* **How to complete this task**
The expected reply is all of the data, returned exactly.

-- Material shown follows --

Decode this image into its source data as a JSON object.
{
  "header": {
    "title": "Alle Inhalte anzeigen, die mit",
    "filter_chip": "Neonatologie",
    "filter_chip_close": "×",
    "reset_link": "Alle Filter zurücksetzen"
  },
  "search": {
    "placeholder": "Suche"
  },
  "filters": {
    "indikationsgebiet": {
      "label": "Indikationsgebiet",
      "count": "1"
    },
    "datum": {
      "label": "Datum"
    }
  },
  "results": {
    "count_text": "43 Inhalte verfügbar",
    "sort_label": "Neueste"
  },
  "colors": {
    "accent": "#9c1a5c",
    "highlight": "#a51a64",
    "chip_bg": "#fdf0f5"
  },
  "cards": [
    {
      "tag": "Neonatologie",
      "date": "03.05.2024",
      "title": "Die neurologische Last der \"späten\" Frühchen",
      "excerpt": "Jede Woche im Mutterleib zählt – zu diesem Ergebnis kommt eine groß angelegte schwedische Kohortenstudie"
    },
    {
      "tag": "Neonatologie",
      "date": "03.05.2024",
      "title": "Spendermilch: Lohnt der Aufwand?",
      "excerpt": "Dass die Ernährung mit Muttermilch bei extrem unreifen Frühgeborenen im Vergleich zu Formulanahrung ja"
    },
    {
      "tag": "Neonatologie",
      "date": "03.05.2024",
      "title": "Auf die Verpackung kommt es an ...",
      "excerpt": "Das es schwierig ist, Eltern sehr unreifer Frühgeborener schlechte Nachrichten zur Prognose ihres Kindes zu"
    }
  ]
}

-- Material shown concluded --

* **Solution to this problem**
Decode this image into its source data as a JSON object.
{
  "header": {
    "title": "Alle Inhalte anzeigen, die mit",
    "filter_chip": "Neonatologie",
    "filter_chip_close": "×",
    "reset_link": "Alle Filter zurücksetzen"
  },
  "search": {
    "placeholder": "Suche"
  },
  "filters": {
    "indikationsgebiet": {
      "label": "Indikationsgebiet",
      "count": "1"
    },
    "datum": {
      "label": "Datum"
    }
  },
  "results": {
    "count_text": "43 Inhalte verfügbar",
    "sort_label": "Neueste"
  },
  "colors": {
    "accent": "#9c1a5c",
    "highlight": "#a51a64",
    "chip_bg": "#fdf0f5"
  },
  "cards": [
    {
      "tag": "Neonatologie",
      "date": "03.05.2024",
      "title": "Die neurologische Last der \"späten\" Frühchen",
      "excerpt": "Jede Woche im Mutterleib zählt – zu diesem Ergebnis kommt eine groß angelegte schwedische Kohortenstudie"
    },
    {
      "tag": "Neonatologie",
      "date": "03.05.2024",
      "title": "Spendermilch: Lohnt der Aufwand?",
      "excerpt": "Dass die Ernährung mit Muttermilch bei extrem unreifen Frühgeborenen im Vergleich zu Formulanahrung ja"
    },
    {
      "tag": "Neonatologie",
      "date": "03.05.2024",
      "title": "Auf die Verpackung kommt es an ...",
      "excerpt": "Das es schwierig ist, Eltern sehr unreifer Frühgeborener schlechte Nachrichten zur Prognose ihres Kindes zu"
    }
  ]
}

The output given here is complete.